§ **Exercise**:
Print the entries underneath word for word, omitting whatever pictures they contain.

§ **Listed entries**:
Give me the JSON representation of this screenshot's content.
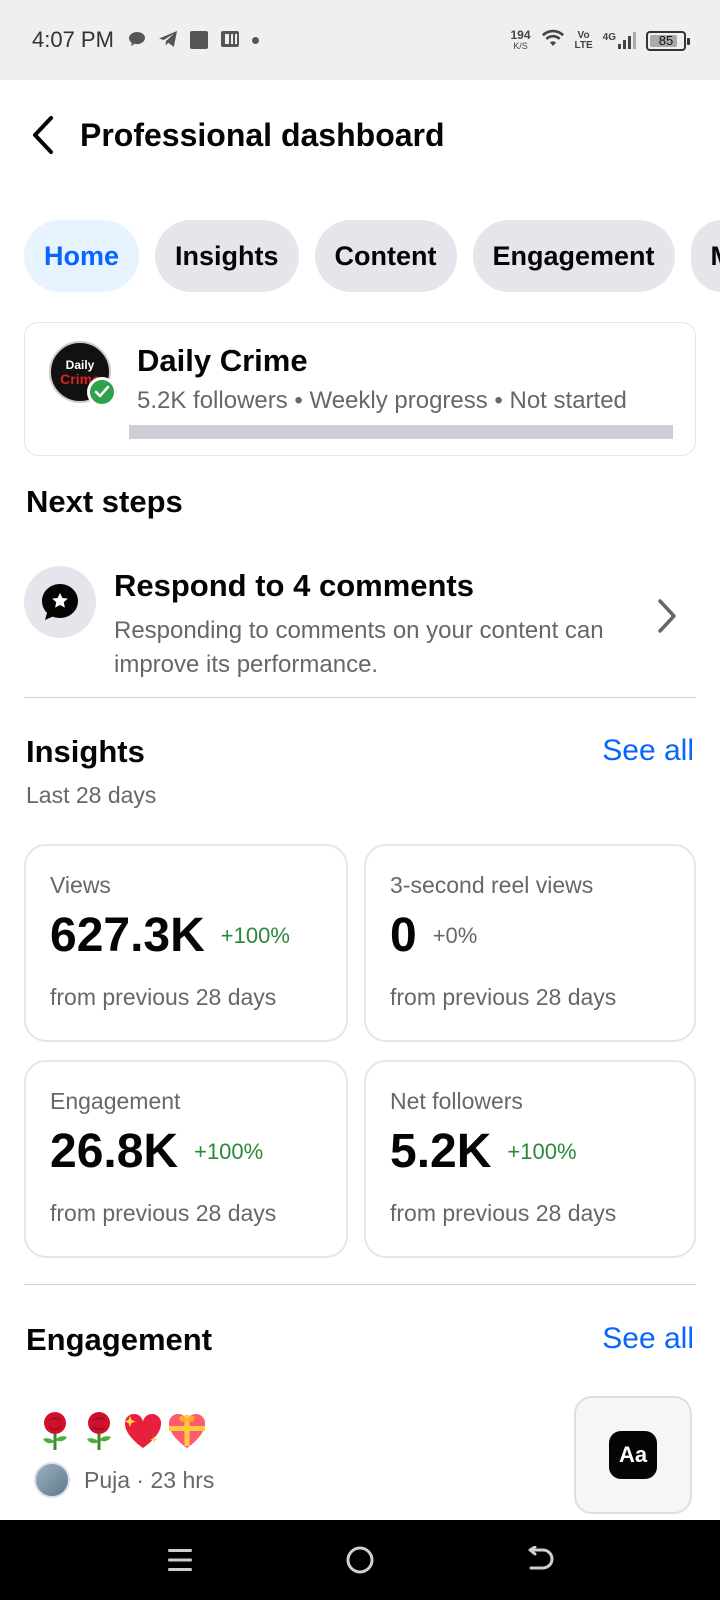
{
  "status_bar": {
    "time": "4:07 PM",
    "net_speed_value": "194",
    "net_speed_unit": "K/S",
    "volte_top": "Vo",
    "volte_bottom": "LTE",
    "network": "4G",
    "battery": "85",
    "battery_level": 0.85
  },
  "header": {
    "title": "Professional dashboard"
  },
  "tabs": [
    {
      "label": "Home",
      "active": true
    },
    {
      "label": "Insights",
      "active": false
    },
    {
      "label": "Content",
      "active": false
    },
    {
      "label": "Engagement",
      "active": false
    },
    {
      "label": "M",
      "active": false
    }
  ],
  "profile": {
    "name": "Daily Crime",
    "avatar_text_1": "Daily",
    "avatar_text_2": "Crime",
    "meta": "5.2K followers • Weekly progress • Not started",
    "weekly_progress": 0
  },
  "next_steps": {
    "title": "Next steps",
    "item": {
      "title": "Respond to 4 comments",
      "description": "Responding to comments on your content can improve its performance."
    }
  },
  "insights": {
    "title": "Insights",
    "see_all": "See all",
    "period": "Last 28 days",
    "metrics": [
      {
        "label": "Views",
        "value": "627.3K",
        "change": "+100%",
        "foot": "from previous 28 days"
      },
      {
        "label": "3-second reel views",
        "value": "0",
        "change": "+0%",
        "foot": "from previous 28 days"
      },
      {
        "label": "Engagement",
        "value": "26.8K",
        "change": "+100%",
        "foot": "from previous 28 days"
      },
      {
        "label": "Net followers",
        "value": "5.2K",
        "change": "+100%",
        "foot": "from previous 28 days"
      }
    ]
  },
  "engagement": {
    "title": "Engagement",
    "see_all": "See all",
    "comment_reactions": [
      "rose-icon",
      "rose-icon",
      "sparkling-heart-icon",
      "gift-heart-icon"
    ],
    "commenter": "Puja · 23 hrs",
    "text_button": "Aa"
  },
  "colors": {
    "accent": "#0866ff",
    "positive": "#2a8a3a",
    "secondary_text": "#65676b"
  }
}
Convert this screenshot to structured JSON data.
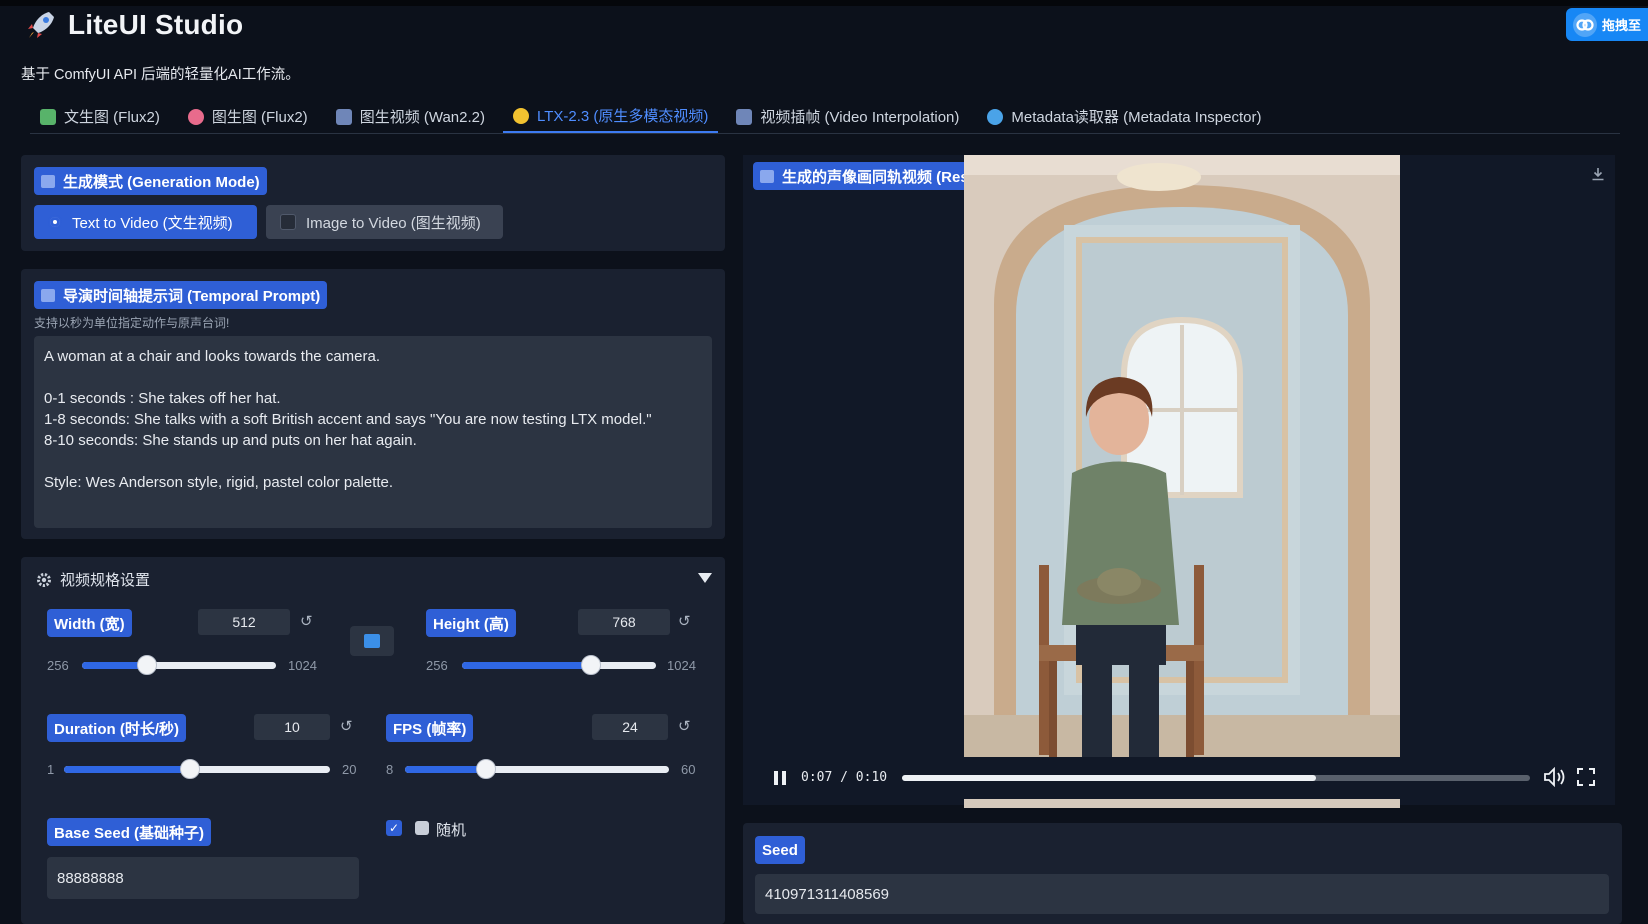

§ **Answer**:
Give me the JSON representation of this screenshot's content.
{
  "status_bar": {
    "time": "4:07 PM",
    "net_speed_value": "194",
    "net_speed_unit": "K/S",
    "volte_top": "Vo",
    "volte_bottom": "LTE",
    "network": "4G",
    "battery": "85",
    "battery_level": 0.85
  },
  "header": {
    "title": "Professional dashboard"
  },
  "tabs": [
    {
      "label": "Home",
      "active": true
    },
    {
      "label": "Insights",
      "active": false
    },
    {
      "label": "Content",
      "active": false
    },
    {
      "label": "Engagement",
      "active": false
    },
    {
      "label": "M",
      "active": false
    }
  ],
  "profile": {
    "name": "Daily Crime",
    "avatar_text_1": "Daily",
    "avatar_text_2": "Crime",
    "meta": "5.2K followers • Weekly progress • Not started",
    "weekly_progress": 0
  },
  "next_steps": {
    "title": "Next steps",
    "item": {
      "title": "Respond to 4 comments",
      "description": "Responding to comments on your content can improve its performance."
    }
  },
  "insights": {
    "title": "Insights",
    "see_all": "See all",
    "period": "Last 28 days",
    "metrics": [
      {
        "label": "Views",
        "value": "627.3K",
        "change": "+100%",
        "foot": "from previous 28 days"
      },
      {
        "label": "3-second reel views",
        "value": "0",
        "change": "+0%",
        "foot": "from previous 28 days"
      },
      {
        "label": "Engagement",
        "value": "26.8K",
        "change": "+100%",
        "foot": "from previous 28 days"
      },
      {
        "label": "Net followers",
        "value": "5.2K",
        "change": "+100%",
        "foot": "from previous 28 days"
      }
    ]
  },
  "engagement": {
    "title": "Engagement",
    "see_all": "See all",
    "comment_reactions": [
      "rose-icon",
      "rose-icon",
      "sparkling-heart-icon",
      "gift-heart-icon"
    ],
    "commenter": "Puja · 23 hrs",
    "text_button": "Aa"
  },
  "colors": {
    "accent": "#0866ff",
    "positive": "#2a8a3a",
    "secondary_text": "#65676b"
  }
}
Convert this screenshot to structured JSON data.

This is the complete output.